While similar to the brown snake, the eastern smooth earth snake lacks the pattern of the brown snake and is much more stout-bodied. It is a small (7 to 10 inches), plain gray or brownish snake with a plain white or yellowish belly. Many are marked with a number of small black dots on the back. The distinctly small head and lack of distinctive body markings are good identifiers.
The eastern smooth earth snake primarily feeds on earthworms, but will also eat other small invertebrates such as insects and snails.
Distribution And Habitat
This species prefers damp, deciduous forests, wooded residential areas, and moist, rocky hillsides. Like the worm snake, this reptile is very secretive and spends most of its time hiding beneath flat stones and similar objects.
Smooth earth snakes mate soon after emerging from hibernation in the spring. They will typically have 7 to 10 young which are born in late summer. They are 3 to 4.5 inches at birth. There is no parental care involved after they are born.
Since the eastern smooth earth snake lacks sufficient defense mechanisms against larger animals, the snake is generally not aggressive towards humans and is quite harmless if encountered. While it does have teeth, the size of the mouth and teeth make any strikes against humans superficial at worst.
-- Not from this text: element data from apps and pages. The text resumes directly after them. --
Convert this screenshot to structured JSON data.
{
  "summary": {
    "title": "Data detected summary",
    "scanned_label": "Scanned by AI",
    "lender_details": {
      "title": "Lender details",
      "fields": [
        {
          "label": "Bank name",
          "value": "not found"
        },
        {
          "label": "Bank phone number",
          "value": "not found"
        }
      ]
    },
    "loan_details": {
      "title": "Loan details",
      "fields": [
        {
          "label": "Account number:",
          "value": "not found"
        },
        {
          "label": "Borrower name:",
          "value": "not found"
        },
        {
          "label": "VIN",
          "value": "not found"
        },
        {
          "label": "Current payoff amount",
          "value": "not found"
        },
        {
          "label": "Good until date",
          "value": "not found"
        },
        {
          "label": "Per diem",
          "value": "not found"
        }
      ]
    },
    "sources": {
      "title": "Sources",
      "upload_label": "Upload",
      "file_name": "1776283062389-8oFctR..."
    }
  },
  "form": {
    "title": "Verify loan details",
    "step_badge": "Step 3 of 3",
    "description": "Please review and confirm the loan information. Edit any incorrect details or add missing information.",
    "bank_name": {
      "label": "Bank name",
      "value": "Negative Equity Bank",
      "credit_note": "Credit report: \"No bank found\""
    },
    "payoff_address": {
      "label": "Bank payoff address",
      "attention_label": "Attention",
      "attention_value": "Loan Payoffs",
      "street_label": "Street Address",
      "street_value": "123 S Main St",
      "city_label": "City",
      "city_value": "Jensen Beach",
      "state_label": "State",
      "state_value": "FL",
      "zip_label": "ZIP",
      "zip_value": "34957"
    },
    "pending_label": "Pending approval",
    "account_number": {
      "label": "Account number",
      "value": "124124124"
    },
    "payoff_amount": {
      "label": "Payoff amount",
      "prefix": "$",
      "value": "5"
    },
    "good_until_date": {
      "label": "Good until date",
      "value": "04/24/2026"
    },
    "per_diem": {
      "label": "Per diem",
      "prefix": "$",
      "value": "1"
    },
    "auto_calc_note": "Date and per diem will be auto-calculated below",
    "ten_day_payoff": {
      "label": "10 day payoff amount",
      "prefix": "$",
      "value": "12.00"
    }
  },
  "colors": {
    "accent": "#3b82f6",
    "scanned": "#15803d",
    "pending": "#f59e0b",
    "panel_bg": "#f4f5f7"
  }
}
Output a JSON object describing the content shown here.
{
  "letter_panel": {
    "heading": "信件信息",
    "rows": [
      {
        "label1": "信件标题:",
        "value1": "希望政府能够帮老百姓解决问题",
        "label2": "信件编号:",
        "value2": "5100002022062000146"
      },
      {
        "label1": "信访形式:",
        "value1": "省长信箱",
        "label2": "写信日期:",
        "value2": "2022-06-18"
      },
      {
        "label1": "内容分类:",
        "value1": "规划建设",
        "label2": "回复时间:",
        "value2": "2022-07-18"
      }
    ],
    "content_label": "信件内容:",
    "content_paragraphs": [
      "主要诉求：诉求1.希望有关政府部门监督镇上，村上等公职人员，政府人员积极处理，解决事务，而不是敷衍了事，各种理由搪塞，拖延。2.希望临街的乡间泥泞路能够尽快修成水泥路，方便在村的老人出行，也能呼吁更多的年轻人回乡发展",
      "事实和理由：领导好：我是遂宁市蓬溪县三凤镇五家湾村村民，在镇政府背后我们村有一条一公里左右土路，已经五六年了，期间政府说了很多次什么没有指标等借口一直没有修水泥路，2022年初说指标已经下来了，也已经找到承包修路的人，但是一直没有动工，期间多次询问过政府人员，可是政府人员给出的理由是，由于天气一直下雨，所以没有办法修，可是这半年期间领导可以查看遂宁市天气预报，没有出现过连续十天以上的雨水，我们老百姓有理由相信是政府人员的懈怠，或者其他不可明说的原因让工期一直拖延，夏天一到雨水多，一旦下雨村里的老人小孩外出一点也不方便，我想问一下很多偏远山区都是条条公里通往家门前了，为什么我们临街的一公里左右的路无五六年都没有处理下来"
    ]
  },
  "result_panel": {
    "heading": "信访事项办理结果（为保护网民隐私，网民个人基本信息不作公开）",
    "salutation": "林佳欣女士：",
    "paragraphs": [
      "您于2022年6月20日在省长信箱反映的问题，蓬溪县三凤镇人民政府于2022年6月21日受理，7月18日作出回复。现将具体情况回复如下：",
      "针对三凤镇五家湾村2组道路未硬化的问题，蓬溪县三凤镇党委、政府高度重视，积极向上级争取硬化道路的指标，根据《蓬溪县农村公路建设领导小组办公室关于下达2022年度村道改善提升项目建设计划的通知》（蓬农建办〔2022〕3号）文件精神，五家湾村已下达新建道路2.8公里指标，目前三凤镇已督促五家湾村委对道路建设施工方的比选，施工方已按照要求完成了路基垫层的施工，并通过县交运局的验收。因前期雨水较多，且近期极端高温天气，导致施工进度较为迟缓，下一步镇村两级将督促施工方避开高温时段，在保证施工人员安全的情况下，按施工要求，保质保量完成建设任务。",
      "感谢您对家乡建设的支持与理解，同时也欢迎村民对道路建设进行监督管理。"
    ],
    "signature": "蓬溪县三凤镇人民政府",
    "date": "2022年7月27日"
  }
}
It may defecate as a defense mechanism to make itself less delicious to predators.